Updated May. 22, 2014 06:27
General Motors said on Tuesday (U.S. local time) that it is recalling 2.4 million sedans and crossover vehicles that have defective transmission cables and airbags. The U.S. automaker has recalled 13.6 million vehicles this year alone. This is equivalent to 87.3 percent of the 15.58 million vehicles that were sold in the U.S. last year.
GM also holds the record of being a single automaker that has recalled the largest number of vehicles in the U.S. in a year. The company recalled 10.75 million vehicles in 2004. The firm already broke this record even before the end of the first half this year. It has to immediately spend 400 million U.S. dollars to cover the cost for the latest recalls in the second quarter.
GM is proactively staging the recall campaign because its concealing of a defect in the ignition switch for over 10 years was revealed in mid-February this year. The U.S. National Highway Traffic Safety Administration levied 35 million dollars in fines to GM in connection with the incident.
GM is apparently pushing for a strategy to recover consumer credibility early on by making proactive recalls. However, the volume of vehicles on recalls has snowballed exponentially, which causes a concern to the automaker. Customers have now started to doubt the quality of GM vehicles as well as the credibility of its management. GM`s recall crisis deals a fatal blow to GM, which only recently began to see signs of rebound after suffering a freefall in sales that began following the global financial crisis in 2008.
Toyota is also still reeling from the aftermath of massive recalls in 2010. The Japanese automaker has regained No. 1 post in global sales, but this achievement was made due to its aggressive advance into emerging markets by banking on the weakening yen. The situation is different in advanced countries where quality is considered a priority. Even in the U.S., Toyota was controlling 14.0 percent of the market this year (January April), which is about 3 percentage points lower than its market share in 2009 (17.0 percent), prior to its recall binge. This illustrates that once credibility is tarnished, it is very difficult to recover.

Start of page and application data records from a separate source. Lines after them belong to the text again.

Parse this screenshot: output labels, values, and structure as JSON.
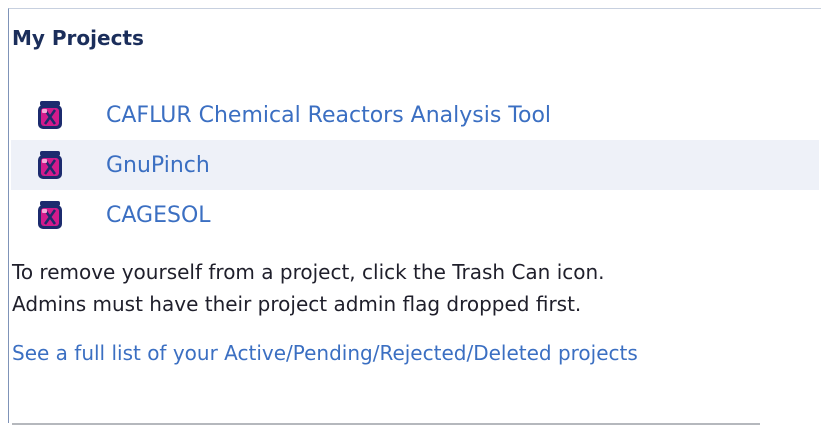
{
  "section": {
    "title": "My Projects"
  },
  "projects": [
    {
      "name": "CAFLUR Chemical Reactors Analysis Tool",
      "icon": "trash-can-icon"
    },
    {
      "name": "GnuPinch",
      "icon": "trash-can-icon"
    },
    {
      "name": "CAGESOL",
      "icon": "trash-can-icon"
    }
  ],
  "instructions": {
    "line1": "To remove yourself from a project, click the Trash Can icon.",
    "line2": "Admins must have their project admin flag dropped first."
  },
  "links": {
    "full_list": "See a full list of your Active/Pending/Rejected/Deleted projects"
  },
  "colors": {
    "link": "#3b6fc2",
    "title": "#1b2e5b",
    "alt_row": "#eef1f8",
    "trash_magenta": "#d21b8c",
    "trash_navy": "#1c2b6e"
  }
}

These developments send some important implications to Hyundai Motor Group including Hyundai Motor and Kia Motors, which have grown to become the worlds fifth largest automaker. While the markets standard on quality has become far stricter, quality management is becoming increasingly difficult as the number of its suppliers has increased. Hyundai Motor Group Chairman Chung Mong-koo has stressed that quality is the most fundamental. GM and Toyota should also have known this. It is one thing to know but is quite another to take actions.